For most people who consume Italian wines, the common mistake that is committed is not differentiating a DOCG ‘Chianti wine’ from a DOCG ‘Chianti Classico wine’.
First of all, ‘Chianti Classico wine’ varieties are produced from Chianti wine regions. The first mark you should look for a ‘Chianti Classico wine’ is the black rooster logo found at the bottle neck. The ‘Chianti Classico wine’ and ‘Chianti wine’ makers have different sets of standards for wine making. The former has more rigorous rules that wine makers should strictly enforce.
Below are more of the differences between a Chianti wine and a Chianti Classico wine:
The production area for ‘Chianti Classico wine’ is limited only within the area of Chianti Classico region. Conversely, ‘Chianti wine’ areas are very wide. These could extend in different Tuscany regions – Florence, Siena, Arezzo, Pisa, Pistoia and Prato.
The grape varieties used for these wines are also respectively different. Any ‘Chianti Classico wine’ is manufactured from 80% Sangiovese red grape variety. On the other hand, any ‘Chianti wine’ could be produced from 75% Sangiovese grapes for reds, and Malvasia and Trebbiano white grape varieties for whites.
As aforementioned, the quality standards for these wines are divergent from one another. The Chianti Classico Consortium only allows seventy five quintals as the maximum amount of grapes per hectare. Chianti wine regions could reach up to ninety quintals.
Into deeper understanding the regulations for Chianti and Chianti Classico wine production, the initial DOCG classifications were started in 1984. ‘Chianti Classico wine’ production was then a subordinate grouping of the ‘Chianti wine’ production as. After over a decade, around 1996, Chianti Classico wine makers had devised stricter rules in growing grapes and wine making. ‘Chianti Classico wine’ became a distinct label from the autonomous governance of wine production.
Reiterating the black rooster emblem, it once belonged to the Lega del Chianti in the 17th century for the general classification of all wines produced from Chianti regions. But since 2005, the black rooster has been the Chianti Classico trademark. This trademark ensures wine consumers that particular ‘Chianti Classico wine’ has passed the Chianti Classico Consortium standard of high quality.

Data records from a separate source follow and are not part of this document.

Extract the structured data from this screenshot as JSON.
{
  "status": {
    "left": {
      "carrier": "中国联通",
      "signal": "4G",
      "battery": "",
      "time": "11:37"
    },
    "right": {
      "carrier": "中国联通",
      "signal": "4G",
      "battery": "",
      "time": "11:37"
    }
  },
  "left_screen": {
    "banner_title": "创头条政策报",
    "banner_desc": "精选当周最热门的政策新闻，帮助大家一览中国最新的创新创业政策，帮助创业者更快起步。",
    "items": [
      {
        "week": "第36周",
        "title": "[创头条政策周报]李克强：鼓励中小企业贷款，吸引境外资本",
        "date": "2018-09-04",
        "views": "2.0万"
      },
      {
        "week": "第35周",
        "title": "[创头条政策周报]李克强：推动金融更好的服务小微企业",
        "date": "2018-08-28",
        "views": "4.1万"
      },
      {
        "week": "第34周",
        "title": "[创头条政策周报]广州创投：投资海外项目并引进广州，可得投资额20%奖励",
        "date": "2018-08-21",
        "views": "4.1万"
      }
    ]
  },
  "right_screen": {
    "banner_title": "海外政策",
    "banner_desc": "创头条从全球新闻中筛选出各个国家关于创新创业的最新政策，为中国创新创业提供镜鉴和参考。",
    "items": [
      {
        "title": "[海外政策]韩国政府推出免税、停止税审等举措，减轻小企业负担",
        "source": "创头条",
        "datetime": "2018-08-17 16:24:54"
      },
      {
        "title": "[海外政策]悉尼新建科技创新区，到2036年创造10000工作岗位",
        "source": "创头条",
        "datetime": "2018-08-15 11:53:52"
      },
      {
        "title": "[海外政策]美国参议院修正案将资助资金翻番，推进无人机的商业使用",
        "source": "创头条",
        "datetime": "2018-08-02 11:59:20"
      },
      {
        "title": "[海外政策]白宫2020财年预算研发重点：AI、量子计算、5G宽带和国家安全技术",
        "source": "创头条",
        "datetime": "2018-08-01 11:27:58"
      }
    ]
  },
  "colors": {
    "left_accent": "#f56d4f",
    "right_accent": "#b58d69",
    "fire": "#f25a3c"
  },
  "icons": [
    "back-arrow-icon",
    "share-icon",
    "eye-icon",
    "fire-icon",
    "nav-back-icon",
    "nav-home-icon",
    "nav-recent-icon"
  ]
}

Moreover, the Chianti Classico Consortium precisely abides by the rules of maintaining high quality in their wines. This is to make any ‘Chianti Classico wine’ a fit contender against other high quality wines. The Consortium also protects the survival of Gallo Nero wines being one of the finest Chianti Classico wines.
Meanwhile, these two wine varieties are not the only Tuscan wines. Other Sangiovese-based wines include Vino Nobile di Montepulciano, Morellino di Scansano, Brunello di Montalcino and Rosso di Montalcino.